Problem:
Your answer must consist of the records exactly as given, with no pictures included.

Data extracts:
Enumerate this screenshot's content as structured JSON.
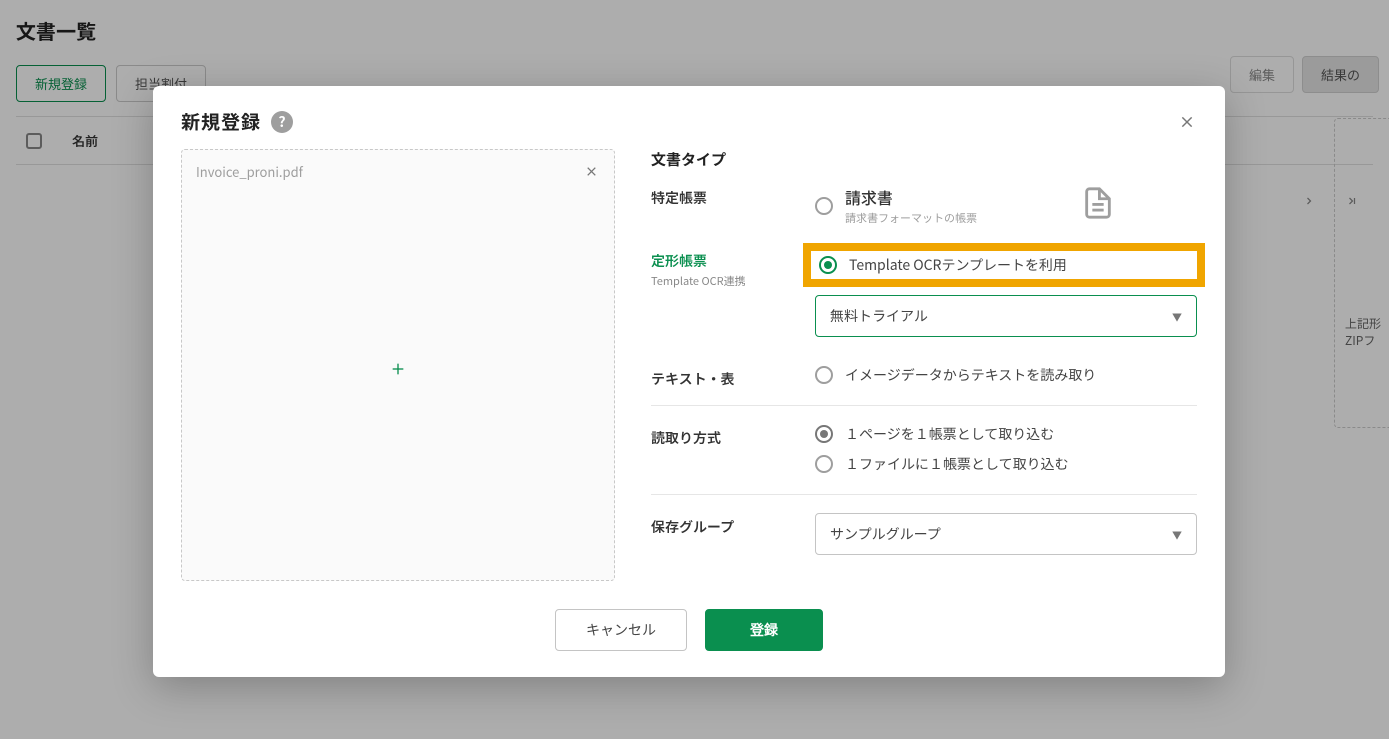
{
  "page": {
    "title": "文書一覧",
    "toolbar": {
      "new_label": "新規登録",
      "assign_label": "担当割付",
      "edit_label": "編集",
      "result_label": "結果の"
    },
    "table": {
      "col_name": "名前"
    },
    "sidebox": {
      "line1": "上記形",
      "line2": "ZIPフ"
    }
  },
  "modal": {
    "title": "新規登録",
    "file_name": "Invoice_proni.pdf",
    "form": {
      "doc_type_label": "文書タイプ",
      "specific_label": "特定帳票",
      "specific_option_main": "請求書",
      "specific_option_sub": "請求書フォーマットの帳票",
      "fixed_label": "定形帳票",
      "fixed_sub": "Template OCR連携",
      "fixed_option": "Template OCRテンプレートを利用",
      "template_select": "無料トライアル",
      "text_table_label": "テキスト・表",
      "text_table_option": "イメージデータからテキストを読み取り",
      "read_method_label": "読取り方式",
      "read_option_1": "１ページを１帳票として取り込む",
      "read_option_2": "１ファイルに１帳票として取り込む",
      "save_group_label": "保存グループ",
      "save_group_select": "サンプルグループ"
    },
    "buttons": {
      "cancel": "キャンセル",
      "submit": "登録"
    }
  }
}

Answer to this problem:
Enumerate this screenshot's content as structured JSON.
{
  "page": {
    "title": "文書一覧",
    "toolbar": {
      "new_label": "新規登録",
      "assign_label": "担当割付",
      "edit_label": "編集",
      "result_label": "結果の"
    },
    "table": {
      "col_name": "名前"
    },
    "sidebox": {
      "line1": "上記形",
      "line2": "ZIPフ"
    }
  },
  "modal": {
    "title": "新規登録",
    "file_name": "Invoice_proni.pdf",
    "form": {
      "doc_type_label": "文書タイプ",
      "specific_label": "特定帳票",
      "specific_option_main": "請求書",
      "specific_option_sub": "請求書フォーマットの帳票",
      "fixed_label": "定形帳票",
      "fixed_sub": "Template OCR連携",
      "fixed_option": "Template OCRテンプレートを利用",
      "template_select": "無料トライアル",
      "text_table_label": "テキスト・表",
      "text_table_option": "イメージデータからテキストを読み取り",
      "read_method_label": "読取り方式",
      "read_option_1": "１ページを１帳票として取り込む",
      "read_option_2": "１ファイルに１帳票として取り込む",
      "save_group_label": "保存グループ",
      "save_group_select": "サンプルグループ"
    },
    "buttons": {
      "cancel": "キャンセル",
      "submit": "登録"
    }
  }
}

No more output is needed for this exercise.